Data about app and page elements:
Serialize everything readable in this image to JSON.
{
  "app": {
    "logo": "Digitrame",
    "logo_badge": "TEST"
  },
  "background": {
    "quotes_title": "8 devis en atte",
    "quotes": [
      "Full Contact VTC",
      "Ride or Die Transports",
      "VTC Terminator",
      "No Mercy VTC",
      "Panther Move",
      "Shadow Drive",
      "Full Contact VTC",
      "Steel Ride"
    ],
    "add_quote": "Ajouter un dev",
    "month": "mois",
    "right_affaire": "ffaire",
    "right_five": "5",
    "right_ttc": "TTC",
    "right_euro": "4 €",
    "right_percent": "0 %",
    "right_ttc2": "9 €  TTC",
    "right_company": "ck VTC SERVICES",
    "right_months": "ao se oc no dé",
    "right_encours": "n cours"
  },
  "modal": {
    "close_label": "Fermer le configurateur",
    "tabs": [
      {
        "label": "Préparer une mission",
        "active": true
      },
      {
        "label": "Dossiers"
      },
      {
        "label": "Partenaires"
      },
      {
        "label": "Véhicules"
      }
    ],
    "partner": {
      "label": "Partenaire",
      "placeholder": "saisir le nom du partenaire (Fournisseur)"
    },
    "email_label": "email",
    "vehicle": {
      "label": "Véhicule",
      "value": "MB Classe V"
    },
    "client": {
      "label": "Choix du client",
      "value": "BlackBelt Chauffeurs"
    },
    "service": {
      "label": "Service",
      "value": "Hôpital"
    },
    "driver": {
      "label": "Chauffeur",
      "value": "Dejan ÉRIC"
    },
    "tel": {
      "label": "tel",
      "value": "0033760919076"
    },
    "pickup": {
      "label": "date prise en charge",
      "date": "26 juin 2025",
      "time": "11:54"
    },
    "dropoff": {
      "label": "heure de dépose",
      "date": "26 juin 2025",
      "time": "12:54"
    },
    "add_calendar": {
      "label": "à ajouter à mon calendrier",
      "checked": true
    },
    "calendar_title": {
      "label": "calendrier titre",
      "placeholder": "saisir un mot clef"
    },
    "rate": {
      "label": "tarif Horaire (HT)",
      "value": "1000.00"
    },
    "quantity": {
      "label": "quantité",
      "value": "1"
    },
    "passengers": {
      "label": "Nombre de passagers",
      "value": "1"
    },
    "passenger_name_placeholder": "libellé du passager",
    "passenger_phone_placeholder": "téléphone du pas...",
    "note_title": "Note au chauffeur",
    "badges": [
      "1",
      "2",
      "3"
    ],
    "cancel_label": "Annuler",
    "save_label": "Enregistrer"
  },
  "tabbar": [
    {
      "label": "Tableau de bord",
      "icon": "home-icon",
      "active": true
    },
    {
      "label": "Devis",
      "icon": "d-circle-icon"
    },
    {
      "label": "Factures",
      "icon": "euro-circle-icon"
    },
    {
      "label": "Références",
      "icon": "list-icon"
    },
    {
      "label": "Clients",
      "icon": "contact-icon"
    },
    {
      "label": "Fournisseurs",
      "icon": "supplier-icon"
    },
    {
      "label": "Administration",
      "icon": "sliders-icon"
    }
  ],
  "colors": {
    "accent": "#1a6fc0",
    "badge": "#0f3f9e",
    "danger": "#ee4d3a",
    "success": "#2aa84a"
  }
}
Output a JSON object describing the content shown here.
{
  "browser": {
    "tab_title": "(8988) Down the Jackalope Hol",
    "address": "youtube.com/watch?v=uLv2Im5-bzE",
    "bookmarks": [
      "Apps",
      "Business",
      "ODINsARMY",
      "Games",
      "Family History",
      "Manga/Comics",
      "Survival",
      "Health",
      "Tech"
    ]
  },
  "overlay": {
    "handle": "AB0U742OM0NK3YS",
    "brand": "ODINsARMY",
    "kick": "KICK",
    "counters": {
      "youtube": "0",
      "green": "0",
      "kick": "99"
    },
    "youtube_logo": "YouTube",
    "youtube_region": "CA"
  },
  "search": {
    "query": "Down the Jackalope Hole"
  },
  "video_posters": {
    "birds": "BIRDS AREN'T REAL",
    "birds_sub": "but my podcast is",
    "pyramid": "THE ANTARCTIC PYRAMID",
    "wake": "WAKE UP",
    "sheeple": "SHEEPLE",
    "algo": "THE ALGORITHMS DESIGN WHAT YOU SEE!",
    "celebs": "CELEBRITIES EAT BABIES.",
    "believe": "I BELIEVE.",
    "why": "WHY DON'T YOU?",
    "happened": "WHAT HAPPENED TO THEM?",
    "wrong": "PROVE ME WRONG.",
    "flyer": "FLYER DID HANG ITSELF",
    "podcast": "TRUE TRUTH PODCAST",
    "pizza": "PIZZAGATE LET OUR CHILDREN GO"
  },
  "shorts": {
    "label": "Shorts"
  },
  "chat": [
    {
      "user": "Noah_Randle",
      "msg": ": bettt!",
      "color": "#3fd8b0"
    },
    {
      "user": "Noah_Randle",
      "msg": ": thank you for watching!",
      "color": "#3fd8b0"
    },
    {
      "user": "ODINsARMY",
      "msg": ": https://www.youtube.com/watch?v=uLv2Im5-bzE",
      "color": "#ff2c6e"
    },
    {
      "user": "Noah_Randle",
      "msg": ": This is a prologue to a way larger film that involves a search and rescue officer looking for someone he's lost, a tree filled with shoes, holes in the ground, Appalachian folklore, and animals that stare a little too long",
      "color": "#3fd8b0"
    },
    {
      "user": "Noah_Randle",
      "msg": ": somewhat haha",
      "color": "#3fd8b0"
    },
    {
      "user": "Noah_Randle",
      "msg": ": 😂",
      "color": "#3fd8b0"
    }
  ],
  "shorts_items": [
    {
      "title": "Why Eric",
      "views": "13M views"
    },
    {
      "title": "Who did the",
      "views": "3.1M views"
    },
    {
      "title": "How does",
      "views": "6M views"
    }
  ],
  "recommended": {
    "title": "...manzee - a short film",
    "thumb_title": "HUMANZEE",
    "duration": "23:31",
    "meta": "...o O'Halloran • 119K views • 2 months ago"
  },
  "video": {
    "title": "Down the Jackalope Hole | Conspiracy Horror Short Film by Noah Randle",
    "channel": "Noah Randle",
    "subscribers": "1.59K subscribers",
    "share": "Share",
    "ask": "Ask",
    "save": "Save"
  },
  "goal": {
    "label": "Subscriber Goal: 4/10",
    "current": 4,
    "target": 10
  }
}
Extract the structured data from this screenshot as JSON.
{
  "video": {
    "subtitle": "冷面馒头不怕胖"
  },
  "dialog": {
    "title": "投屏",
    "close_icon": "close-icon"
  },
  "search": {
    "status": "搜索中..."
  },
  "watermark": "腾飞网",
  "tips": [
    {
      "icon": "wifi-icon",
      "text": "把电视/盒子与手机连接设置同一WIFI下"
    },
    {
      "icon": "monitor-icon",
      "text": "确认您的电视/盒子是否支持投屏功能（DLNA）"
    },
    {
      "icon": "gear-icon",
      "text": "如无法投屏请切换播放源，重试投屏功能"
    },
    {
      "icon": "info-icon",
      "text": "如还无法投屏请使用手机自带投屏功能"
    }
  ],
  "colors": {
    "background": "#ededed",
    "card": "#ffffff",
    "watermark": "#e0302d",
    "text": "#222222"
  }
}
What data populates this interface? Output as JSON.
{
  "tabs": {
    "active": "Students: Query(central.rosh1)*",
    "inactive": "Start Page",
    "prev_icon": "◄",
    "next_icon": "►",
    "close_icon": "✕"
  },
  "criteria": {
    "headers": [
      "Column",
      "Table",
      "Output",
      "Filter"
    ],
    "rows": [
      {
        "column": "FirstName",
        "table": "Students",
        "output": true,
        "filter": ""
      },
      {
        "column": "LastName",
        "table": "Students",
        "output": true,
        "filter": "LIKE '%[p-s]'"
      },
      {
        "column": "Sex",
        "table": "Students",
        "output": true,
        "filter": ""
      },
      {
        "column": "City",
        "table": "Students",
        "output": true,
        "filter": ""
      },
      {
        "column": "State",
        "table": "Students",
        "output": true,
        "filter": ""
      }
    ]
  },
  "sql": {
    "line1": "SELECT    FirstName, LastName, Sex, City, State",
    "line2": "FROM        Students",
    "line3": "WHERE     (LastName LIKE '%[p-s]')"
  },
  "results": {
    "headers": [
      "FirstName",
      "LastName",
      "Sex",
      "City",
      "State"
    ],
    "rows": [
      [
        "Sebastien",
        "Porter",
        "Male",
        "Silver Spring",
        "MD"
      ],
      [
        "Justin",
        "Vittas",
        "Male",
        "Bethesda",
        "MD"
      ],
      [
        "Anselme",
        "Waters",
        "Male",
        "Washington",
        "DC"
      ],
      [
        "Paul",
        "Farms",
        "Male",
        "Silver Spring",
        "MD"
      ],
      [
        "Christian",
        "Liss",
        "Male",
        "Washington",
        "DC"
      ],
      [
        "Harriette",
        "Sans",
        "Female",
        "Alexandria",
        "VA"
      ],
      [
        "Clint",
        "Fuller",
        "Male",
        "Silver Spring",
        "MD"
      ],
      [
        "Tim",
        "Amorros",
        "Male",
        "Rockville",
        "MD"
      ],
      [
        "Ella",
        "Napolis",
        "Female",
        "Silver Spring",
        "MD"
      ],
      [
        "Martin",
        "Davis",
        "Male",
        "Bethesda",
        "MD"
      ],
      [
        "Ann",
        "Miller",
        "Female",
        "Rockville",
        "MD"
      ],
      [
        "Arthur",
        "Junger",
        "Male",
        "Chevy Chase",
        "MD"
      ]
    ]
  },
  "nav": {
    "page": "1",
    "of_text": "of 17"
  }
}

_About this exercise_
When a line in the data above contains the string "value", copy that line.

_Solved problem_
      "value": "MB Classe V"
      "value": "BlackBelt Chauffeurs"
      "value": "Hôpital"
      "value": "Dejan ÉRIC"
      "value": "0033760919076"
      "value": "1000.00"
      "value": "1"
      "value": "1"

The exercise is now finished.